The best method we've found to affix the vanes to the shaft is as follows: First rub the shaft with a fine abrasive sandpaper or scotch bright. Use a flexible glue on the base of the vanes like the Bohning glue. Then dab a hard glue like super glue or goat-tough glue on the front and back of the vane. Let the arrow sit over night. You can then shoot it thousands of times before having to worry about the fletching again.
We have found the following manufacturers to produce the best fletching and adhesives:DuravanesP.O. Box 516Myrtle Point, OR 97458800-778-4755
The Predator vane will work the best. It has good adhesion qualities and is durable and long lasting. They also offer a superior adhesive.Bohning Company, Ltd.7361 N. Seven Mile Rd.Lake City, MI 49651231-229-4247 Blazer Vanes will last indefinitely and bond easily to the arrow shaft using their flexible Bond-Tite cement. These vanes are available from most dealers, or from Cabela's and Bass Pro Shops.Flex-Fletch Products1840 Chandler Ave.St. Paul, MN 55113651-426-4882 Flex-Fletch makes excellent vanes that will last indefinitely. They also produce Flex-Fletch glue, which is a superior glue.Arizona Archery Enterprises2781 Valley View Dr.Prescott Valley, AZ 86314928-772-9887 The AAE Speed Flyte vanes are tough. They are available through Cabela's and Bass Pro Shops.

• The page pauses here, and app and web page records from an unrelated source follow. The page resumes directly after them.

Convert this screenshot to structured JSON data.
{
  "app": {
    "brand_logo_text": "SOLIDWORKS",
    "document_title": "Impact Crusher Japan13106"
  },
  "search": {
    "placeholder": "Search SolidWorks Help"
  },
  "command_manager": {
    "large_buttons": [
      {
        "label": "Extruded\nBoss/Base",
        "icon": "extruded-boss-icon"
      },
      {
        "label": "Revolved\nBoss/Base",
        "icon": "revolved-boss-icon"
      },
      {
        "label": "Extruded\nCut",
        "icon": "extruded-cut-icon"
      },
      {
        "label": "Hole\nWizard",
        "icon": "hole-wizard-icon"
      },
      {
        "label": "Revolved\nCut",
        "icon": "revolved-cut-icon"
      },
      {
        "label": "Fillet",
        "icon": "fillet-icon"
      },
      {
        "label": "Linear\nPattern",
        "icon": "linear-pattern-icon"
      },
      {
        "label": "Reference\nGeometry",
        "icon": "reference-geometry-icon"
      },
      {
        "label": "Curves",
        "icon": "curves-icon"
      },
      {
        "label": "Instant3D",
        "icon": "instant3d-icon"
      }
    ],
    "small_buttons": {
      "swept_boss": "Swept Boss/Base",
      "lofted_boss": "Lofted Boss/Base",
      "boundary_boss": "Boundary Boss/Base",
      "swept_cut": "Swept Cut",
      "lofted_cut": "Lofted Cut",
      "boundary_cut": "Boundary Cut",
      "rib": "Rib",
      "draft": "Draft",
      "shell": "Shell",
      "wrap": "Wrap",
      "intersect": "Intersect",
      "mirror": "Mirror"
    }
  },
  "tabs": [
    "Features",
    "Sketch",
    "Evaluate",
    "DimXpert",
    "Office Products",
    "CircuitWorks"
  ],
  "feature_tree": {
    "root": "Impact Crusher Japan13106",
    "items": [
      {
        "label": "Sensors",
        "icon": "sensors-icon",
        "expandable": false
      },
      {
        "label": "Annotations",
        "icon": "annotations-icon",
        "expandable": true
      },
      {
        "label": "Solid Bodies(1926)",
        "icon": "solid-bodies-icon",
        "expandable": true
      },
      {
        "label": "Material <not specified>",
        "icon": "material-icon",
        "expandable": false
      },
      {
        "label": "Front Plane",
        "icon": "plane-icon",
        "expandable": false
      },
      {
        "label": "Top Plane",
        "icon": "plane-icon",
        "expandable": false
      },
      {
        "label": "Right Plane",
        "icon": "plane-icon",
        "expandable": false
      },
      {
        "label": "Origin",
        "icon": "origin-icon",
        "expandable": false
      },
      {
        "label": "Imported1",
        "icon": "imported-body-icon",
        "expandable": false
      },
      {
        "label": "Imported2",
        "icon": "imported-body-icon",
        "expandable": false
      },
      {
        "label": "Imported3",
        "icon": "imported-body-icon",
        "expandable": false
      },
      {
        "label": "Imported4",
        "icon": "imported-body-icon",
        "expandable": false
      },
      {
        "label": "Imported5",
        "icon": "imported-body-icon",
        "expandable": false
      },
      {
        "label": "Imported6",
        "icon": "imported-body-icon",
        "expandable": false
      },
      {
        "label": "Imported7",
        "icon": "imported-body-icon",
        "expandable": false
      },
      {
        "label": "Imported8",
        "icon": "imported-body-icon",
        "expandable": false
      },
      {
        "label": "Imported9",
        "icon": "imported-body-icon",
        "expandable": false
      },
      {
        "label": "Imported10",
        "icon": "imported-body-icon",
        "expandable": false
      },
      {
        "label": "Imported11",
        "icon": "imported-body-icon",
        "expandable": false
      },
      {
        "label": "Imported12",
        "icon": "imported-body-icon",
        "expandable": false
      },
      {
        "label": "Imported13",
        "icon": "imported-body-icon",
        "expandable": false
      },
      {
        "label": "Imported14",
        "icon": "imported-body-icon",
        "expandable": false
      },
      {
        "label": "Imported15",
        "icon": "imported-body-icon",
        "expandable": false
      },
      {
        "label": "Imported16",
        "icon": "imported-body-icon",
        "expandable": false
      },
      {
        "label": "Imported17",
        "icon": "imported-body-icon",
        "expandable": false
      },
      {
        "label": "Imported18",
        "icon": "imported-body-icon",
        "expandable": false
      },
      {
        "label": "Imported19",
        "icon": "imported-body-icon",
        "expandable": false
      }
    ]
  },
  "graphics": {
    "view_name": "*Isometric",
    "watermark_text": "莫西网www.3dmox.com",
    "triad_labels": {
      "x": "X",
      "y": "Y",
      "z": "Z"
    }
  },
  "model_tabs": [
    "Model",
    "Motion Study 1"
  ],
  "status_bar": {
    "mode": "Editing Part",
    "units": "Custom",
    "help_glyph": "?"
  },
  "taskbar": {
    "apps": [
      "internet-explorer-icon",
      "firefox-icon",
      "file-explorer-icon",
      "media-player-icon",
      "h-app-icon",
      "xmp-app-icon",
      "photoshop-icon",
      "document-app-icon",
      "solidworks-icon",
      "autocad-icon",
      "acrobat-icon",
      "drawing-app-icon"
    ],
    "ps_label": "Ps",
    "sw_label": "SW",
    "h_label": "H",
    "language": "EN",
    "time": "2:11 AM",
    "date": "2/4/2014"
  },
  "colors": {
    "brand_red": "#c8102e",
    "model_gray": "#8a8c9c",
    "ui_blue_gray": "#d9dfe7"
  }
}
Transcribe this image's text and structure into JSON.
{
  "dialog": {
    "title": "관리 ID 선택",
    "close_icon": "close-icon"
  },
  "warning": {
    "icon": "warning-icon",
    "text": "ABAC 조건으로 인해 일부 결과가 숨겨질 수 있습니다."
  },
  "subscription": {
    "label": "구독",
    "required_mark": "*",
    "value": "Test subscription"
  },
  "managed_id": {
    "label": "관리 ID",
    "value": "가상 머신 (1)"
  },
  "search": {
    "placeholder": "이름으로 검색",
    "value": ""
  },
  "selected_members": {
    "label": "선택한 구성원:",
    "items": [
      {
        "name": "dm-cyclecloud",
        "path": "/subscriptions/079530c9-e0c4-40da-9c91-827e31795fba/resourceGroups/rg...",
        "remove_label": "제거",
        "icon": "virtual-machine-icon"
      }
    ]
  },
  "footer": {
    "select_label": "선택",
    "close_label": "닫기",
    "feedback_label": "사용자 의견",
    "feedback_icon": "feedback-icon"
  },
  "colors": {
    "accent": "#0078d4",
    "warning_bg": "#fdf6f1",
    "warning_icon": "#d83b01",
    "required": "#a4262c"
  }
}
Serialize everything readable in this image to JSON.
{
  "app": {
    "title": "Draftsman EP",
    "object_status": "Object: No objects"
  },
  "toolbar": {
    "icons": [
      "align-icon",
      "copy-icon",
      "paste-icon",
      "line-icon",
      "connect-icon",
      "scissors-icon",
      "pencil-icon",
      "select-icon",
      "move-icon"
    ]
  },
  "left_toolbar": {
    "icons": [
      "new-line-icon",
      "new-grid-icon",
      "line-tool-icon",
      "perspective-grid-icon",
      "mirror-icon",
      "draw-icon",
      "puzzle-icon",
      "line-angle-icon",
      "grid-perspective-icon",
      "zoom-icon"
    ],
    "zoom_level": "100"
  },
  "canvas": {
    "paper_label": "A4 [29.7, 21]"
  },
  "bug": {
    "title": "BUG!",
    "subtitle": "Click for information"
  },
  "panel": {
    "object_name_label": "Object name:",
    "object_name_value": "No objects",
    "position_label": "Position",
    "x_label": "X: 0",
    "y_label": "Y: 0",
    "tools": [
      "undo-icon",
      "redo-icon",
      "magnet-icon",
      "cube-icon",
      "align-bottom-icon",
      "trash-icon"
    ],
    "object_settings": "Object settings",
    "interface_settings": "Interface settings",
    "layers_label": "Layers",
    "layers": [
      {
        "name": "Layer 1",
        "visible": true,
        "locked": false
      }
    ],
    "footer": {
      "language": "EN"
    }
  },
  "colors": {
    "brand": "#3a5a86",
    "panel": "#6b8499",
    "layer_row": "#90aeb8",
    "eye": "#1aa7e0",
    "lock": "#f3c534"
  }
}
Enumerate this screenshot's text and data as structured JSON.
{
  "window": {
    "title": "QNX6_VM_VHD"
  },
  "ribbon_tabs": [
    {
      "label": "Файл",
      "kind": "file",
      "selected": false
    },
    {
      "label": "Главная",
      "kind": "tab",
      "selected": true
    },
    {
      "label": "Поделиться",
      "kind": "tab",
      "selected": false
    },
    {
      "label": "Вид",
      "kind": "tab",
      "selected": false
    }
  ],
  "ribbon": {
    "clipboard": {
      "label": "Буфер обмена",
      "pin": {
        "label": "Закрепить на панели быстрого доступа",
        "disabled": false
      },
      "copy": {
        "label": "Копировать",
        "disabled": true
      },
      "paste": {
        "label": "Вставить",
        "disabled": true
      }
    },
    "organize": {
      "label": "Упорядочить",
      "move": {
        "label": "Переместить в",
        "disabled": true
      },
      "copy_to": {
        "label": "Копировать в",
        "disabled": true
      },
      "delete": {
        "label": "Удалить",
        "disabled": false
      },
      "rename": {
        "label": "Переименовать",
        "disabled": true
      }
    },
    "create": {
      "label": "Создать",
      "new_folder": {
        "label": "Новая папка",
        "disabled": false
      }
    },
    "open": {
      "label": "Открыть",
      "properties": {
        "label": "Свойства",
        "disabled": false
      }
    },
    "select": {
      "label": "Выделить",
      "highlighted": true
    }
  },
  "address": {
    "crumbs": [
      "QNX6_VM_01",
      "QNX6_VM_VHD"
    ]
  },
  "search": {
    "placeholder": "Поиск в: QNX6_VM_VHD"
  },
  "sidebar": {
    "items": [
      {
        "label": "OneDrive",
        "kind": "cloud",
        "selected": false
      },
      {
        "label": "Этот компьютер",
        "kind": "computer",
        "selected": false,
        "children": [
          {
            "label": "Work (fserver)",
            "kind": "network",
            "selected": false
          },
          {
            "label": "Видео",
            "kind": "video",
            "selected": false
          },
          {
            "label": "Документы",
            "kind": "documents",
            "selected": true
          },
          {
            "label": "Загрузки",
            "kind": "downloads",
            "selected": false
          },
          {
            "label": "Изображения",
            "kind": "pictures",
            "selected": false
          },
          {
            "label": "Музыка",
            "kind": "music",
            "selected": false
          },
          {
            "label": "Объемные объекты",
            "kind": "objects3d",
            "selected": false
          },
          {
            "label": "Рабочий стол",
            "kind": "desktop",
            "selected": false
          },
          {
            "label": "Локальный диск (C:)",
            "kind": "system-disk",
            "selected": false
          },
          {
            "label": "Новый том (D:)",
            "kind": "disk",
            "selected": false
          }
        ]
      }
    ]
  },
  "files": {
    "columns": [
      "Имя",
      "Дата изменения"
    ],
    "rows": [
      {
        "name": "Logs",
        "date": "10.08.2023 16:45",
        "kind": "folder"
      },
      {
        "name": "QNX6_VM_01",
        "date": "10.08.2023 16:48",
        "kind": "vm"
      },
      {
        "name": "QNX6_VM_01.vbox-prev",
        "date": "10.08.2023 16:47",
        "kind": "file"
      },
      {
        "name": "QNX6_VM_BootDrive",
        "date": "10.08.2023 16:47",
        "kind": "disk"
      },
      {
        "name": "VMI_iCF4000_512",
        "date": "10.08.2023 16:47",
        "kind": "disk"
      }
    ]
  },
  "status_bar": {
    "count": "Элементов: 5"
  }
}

- I get left-right grouping. What causes this?
This is primarily caused by hand torque. There are two things to check:
Tight hand grip — If you are gripping the riser during the shot, this will cause left-right groupings.
Tight Biscuit fit to the arrow — A loose fit between the arrow and the biscuit is desired. With the arrow mounted on the bow, you should be able to see daylight over the top of the arrow. If the arrow completely fills the hole, then you will need to adjust the biscuit open by removing it from the bracket and spreading it open a little bit. Then reinstall the biscuit into the bracket and try again.
- My arrows make noise during the draw, how can I quiet them down?
There are many types of arrows on the market. Some are more quiet than others. Here is what we know about making an arrow draw quietly through the rest:
- Carbon arrows with a smooth finish are the quietest. Trophy Ridge arrows, with their Silent Slide™ Shaft Coating, are the quietest arrows through the Whisker Biscuit. Other carbon arrows will be noisy at first, but after shooting them many times, they become less noisy. You will find that even the noisiest arrows will become very quiet after several hundred shots.
- Shafts can be smoothed slightly by rubbing with very fine steel wool.
- Large diameter aluminum arrows (24XX-25XX) are very noisy. They are very sensitive to dust and abrasion.
- Camouflaged aluminum arrows are noisier than solid color arrows.
- If the biscuit fits tightly around the arrow, the noise will be substantially increased. A loose fit that allows light to be seen over the arrow when it is mounted on the bow will give the quietest and most forgiving setup. You can spread the biscuit open slightly to increase the opening.
- Applying silicon to the arrow shaft sometimes reduces the noise.
- Keep the biscuit clean. Wipe the arrows prior to use. Avoid contaminating the biscuit with waxes, dirt, dust, target material, etc. Avoid using dry powder type waterproofing as it is abrasive and will increase arrow drawing noise.
- Check that the biscuit is square to the arrow. Sometimes a noisy setup can be cured by pushing the top of the biscuit towards the bow string a little with your thumb. Paper tuning the bow will help optimize the rest position and can decrease draw noise.
- Make sure the arrow is not pressing down on the rest with excessive force. If you are using nock sets above and below the arrow, they may be too close at full draw. This can cause more pressure on the bristles and increase draw noise.
If you are hunting on a cool damp morning, it is sometimes helpful to wipe the arrow and cable rod so it is free from condensation when you arrive at your stand.